Directions:
Make an exact copy of the records below, leaving every image out.
===== Materials provided =====
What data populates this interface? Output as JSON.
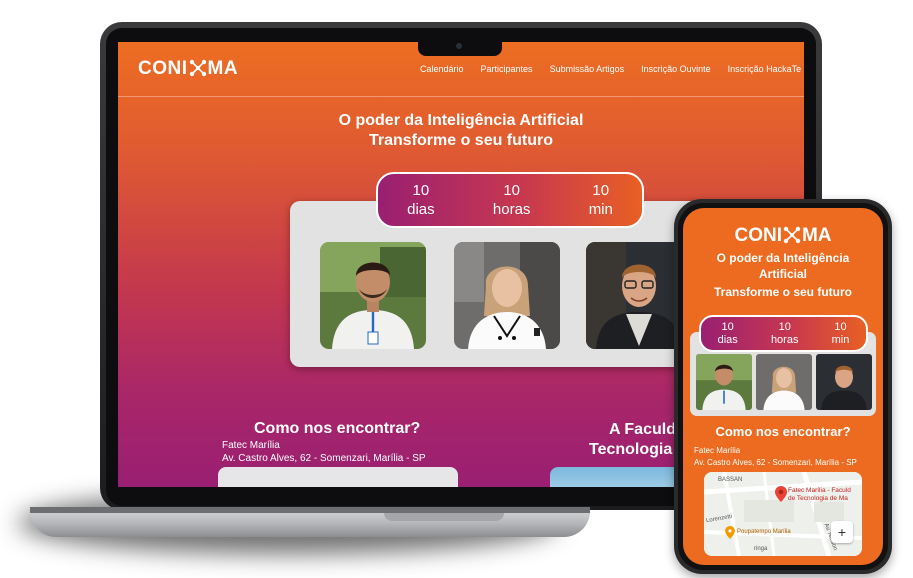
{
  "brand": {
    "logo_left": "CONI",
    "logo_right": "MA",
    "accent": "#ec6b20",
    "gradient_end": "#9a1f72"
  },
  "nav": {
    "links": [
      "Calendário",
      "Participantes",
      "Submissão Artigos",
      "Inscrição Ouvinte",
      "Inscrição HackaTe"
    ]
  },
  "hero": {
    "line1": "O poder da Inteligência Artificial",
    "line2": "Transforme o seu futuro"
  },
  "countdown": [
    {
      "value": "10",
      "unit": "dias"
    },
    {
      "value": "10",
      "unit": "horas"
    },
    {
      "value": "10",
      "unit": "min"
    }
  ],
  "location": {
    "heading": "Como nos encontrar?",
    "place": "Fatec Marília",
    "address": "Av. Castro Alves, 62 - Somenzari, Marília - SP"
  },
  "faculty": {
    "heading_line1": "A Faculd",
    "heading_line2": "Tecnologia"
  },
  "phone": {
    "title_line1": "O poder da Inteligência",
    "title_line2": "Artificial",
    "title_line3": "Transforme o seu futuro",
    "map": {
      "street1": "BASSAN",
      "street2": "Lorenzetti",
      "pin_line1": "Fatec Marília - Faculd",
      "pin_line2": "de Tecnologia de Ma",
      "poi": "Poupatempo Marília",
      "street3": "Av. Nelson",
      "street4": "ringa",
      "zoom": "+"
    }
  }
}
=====
Reply to the exercise:
What data populates this interface? Output as JSON.
{
  "brand": {
    "logo_left": "CONI",
    "logo_right": "MA",
    "accent": "#ec6b20",
    "gradient_end": "#9a1f72"
  },
  "nav": {
    "links": [
      "Calendário",
      "Participantes",
      "Submissão Artigos",
      "Inscrição Ouvinte",
      "Inscrição HackaTe"
    ]
  },
  "hero": {
    "line1": "O poder da Inteligência Artificial",
    "line2": "Transforme o seu futuro"
  },
  "countdown": [
    {
      "value": "10",
      "unit": "dias"
    },
    {
      "value": "10",
      "unit": "horas"
    },
    {
      "value": "10",
      "unit": "min"
    }
  ],
  "location": {
    "heading": "Como nos encontrar?",
    "place": "Fatec Marília",
    "address": "Av. Castro Alves, 62 - Somenzari, Marília - SP"
  },
  "faculty": {
    "heading_line1": "A Faculd",
    "heading_line2": "Tecnologia"
  },
  "phone": {
    "title_line1": "O poder da Inteligência",
    "title_line2": "Artificial",
    "title_line3": "Transforme o seu futuro",
    "map": {
      "street1": "BASSAN",
      "street2": "Lorenzetti",
      "pin_line1": "Fatec Marília - Faculd",
      "pin_line2": "de Tecnologia de Ma",
      "poi": "Poupatempo Marília",
      "street3": "Av. Nelson",
      "street4": "ringa",
      "zoom": "+"
    }
  }
}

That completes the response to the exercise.